The Pink-eared Duck is nomadic and sometimes dispersive, with movements related to water levels.
It flies with rapid wingbeats. The flushed groups circle wetlands and land very quickly.

Breeding can occur all year round depending on flood waters. In SE Australia, the Pink-eared Duck breeds usually between August and February, after the winter rains.  
It nests in single pairs or in loose groups. The nest is built in tree hollows, nest boxes and old nests of Fulicula and Gallinula species. It is a rounded mass of down placed in hollow or on stump above water, and generally close to the water.

The female lays 3-11 (usually 6-8) creamy-white eggs. She incubates alone during about 26 days. At hatching, the ducklings have pale grey-brown down above and whitish below. They have conspicuous dark brown eye patch and eye stripe, and the bill is similar to that of adults, with the membranous flaps. The chicks are tended by both parents and can be seen swimming with them while searching for food. They fledge between 45 and 60 days after hatching.

The Pink-eared Duck is widespread and locally abundant and hunting occurs only across parts of the range.
The population is not quantified, but there are probably several hundred thousand. But the nomadic character of this species does not allow better estimate.

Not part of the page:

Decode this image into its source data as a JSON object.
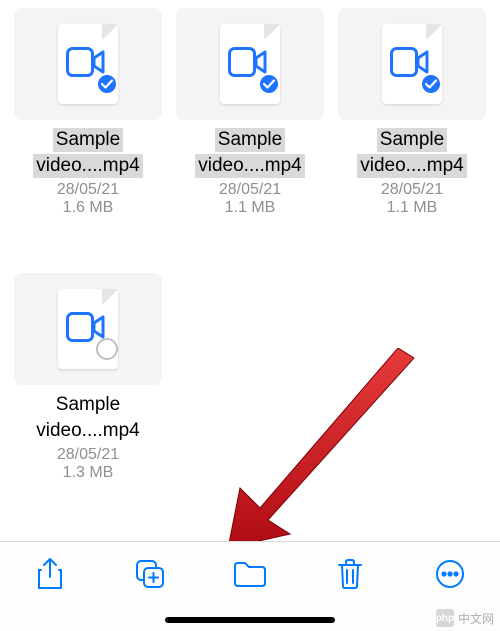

There are probably more than 1,000,000 individuals in the global range.
The Pink-eared Duck is currently evaluated as Least Concern.